All Star: How Larry Doby Smashed the Color Barrier in Baseball (Hardcover)
In 1947, Larry Doby signed with the Cleveland Indians, becoming the first Black player in the American leagues. He endured terrible racism, both from fans and his fellow teammates. Despite this, he became a unifying force on and off the field, and went on to become a seven-time All Star. Illustrated with Cannaday Chapman’s bold, stylized illustrations, this exceptional biography tells the story of an unsung hero who not only opened doors for those behind him, but set amazing records during his Hall of Fame career. More significantly, it examines the long fight to overcome racism in sports and our culture at large, a fight that is far from over.
Audrey Vernick is author of several novels and many picture books, including Brothers at Bat: The True Story of an Amazing All-Brother Baseball Team. She lives with her family near the ocean in New Jersey. Visit her online at audreyvernick.com and on Twitter @yourbuffalo.
Cannaday Chapman is the illustrator of the picture book biographies All-Star: How Larry Doby Smashed the Color Barrier in Baseball and Feed Your Mind: The Story of August Wilson, and his work has been featured in the New York Times and on the cover of The New Yorker. He was born in upstate New York and studied illustration at the School of Visual Arts in New York City, and he currently lives and works in Berlin, Germany.

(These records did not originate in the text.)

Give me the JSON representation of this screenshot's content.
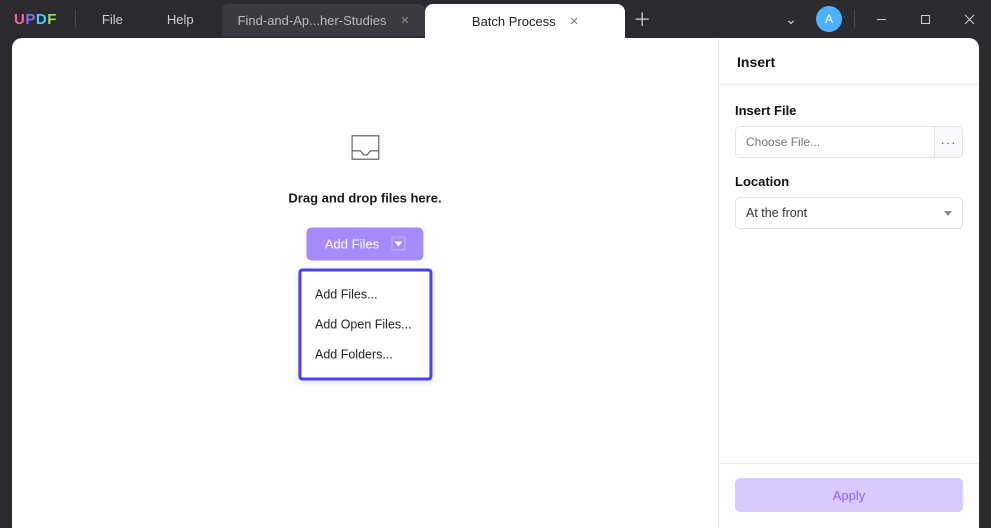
{
  "brand": {
    "U": "U",
    "P": "P",
    "D": "D",
    "F": "F"
  },
  "menu": {
    "file": "File",
    "help": "Help"
  },
  "tabs": {
    "inactive": {
      "label": "Find-and-Ap...her-Studies"
    },
    "active": {
      "label": "Batch Process"
    }
  },
  "avatar_initial": "A",
  "dropzone": {
    "text": "Drag and drop files here.",
    "button": "Add Files",
    "menu": {
      "add_files": "Add Files...",
      "add_open": "Add Open Files...",
      "add_folders": "Add Folders..."
    }
  },
  "panel": {
    "title": "Insert",
    "insert_file_label": "Insert File",
    "choose_placeholder": "Choose File...",
    "location_label": "Location",
    "location_value": "At the front",
    "apply": "Apply"
  }
}
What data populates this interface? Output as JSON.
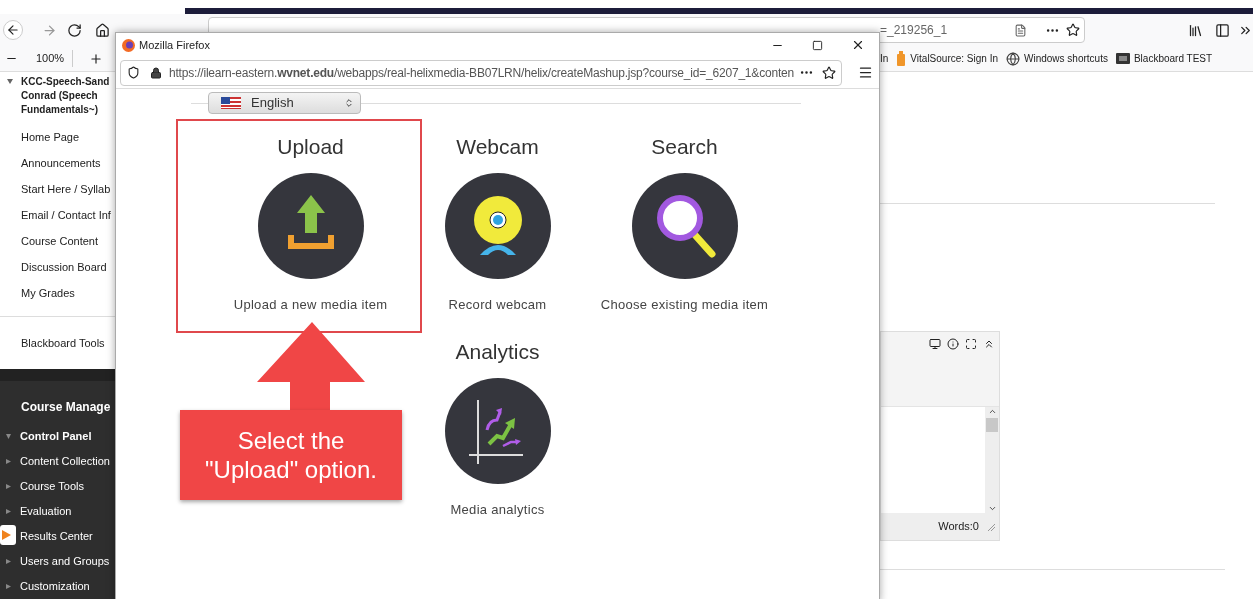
{
  "browser": {
    "url_tail": "=_219256_1",
    "zoom": "100%",
    "bookmarks": [
      {
        "label": "In",
        "kind": "plain"
      },
      {
        "label": "VitalSource: Sign In",
        "kind": "tag"
      },
      {
        "label": "Windows shortcuts",
        "kind": "globe"
      },
      {
        "label": "Blackboard TEST",
        "kind": "board"
      }
    ]
  },
  "sidebar": {
    "course_title": "KCC-Speech-Sand\nConrad (Speech\nFundamentals~)",
    "items": [
      "Home Page",
      "Announcements",
      "Start Here / Syllab",
      "Email / Contact Inf",
      "Course Content",
      "Discussion Board",
      "My Grades"
    ],
    "tools": "Blackboard Tools",
    "management_title": "Course Manage",
    "management_items": [
      {
        "label": "Control Panel",
        "expanded": true
      },
      {
        "label": "Content Collection",
        "expanded": false
      },
      {
        "label": "Course Tools",
        "expanded": false
      },
      {
        "label": "Evaluation",
        "expanded": false
      },
      {
        "label": "Results Center"
      },
      {
        "label": "Users and Groups",
        "expanded": false
      },
      {
        "label": "Customization",
        "expanded": false
      }
    ]
  },
  "editor": {
    "word_count": "Words:0"
  },
  "popup": {
    "title": "Mozilla Firefox",
    "url": "https://ilearn-eastern.**wvnet.edu**/webapps/real-helixmedia-BB07LRN/helix/createMashup.jsp?course_id=_6207_1&conten",
    "language": "English",
    "options": [
      {
        "kind": "upload",
        "title": "Upload",
        "caption": "Upload a new media item",
        "highlighted": true
      },
      {
        "kind": "webcam",
        "title": "Webcam",
        "caption": "Record webcam",
        "highlighted": false
      },
      {
        "kind": "search",
        "title": "Search",
        "caption": "Choose existing media item",
        "highlighted": false
      },
      {
        "kind": "analytics",
        "title": "Analytics",
        "caption": "Media analytics",
        "highlighted": false
      }
    ]
  },
  "callout": {
    "text": "Select the\n\"Upload\" option."
  }
}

"Chapman’s textured digital art effectively makes use of interesting perspectives to create striking visuals...An important story that we still have a lot to learn from." — Kirkus Reviews
“This worthy spotlight on a baseball hero will also serve as a solid discussion opener about ongoing racism and discrimination in sports.” — Publishers Weekly
“This is a balanced account of one player’s brilliant achievements and the ongoing struggle for racial equality in sports and society.” — Horn Book Magazine
“The narrative focuses on [Doby’s] ability to achieve his dreams through hard work and endurance […] An appealing depiction of Doby growing from an athletic boy to a man who helped pave the way for other Black baseball players.” — Booklist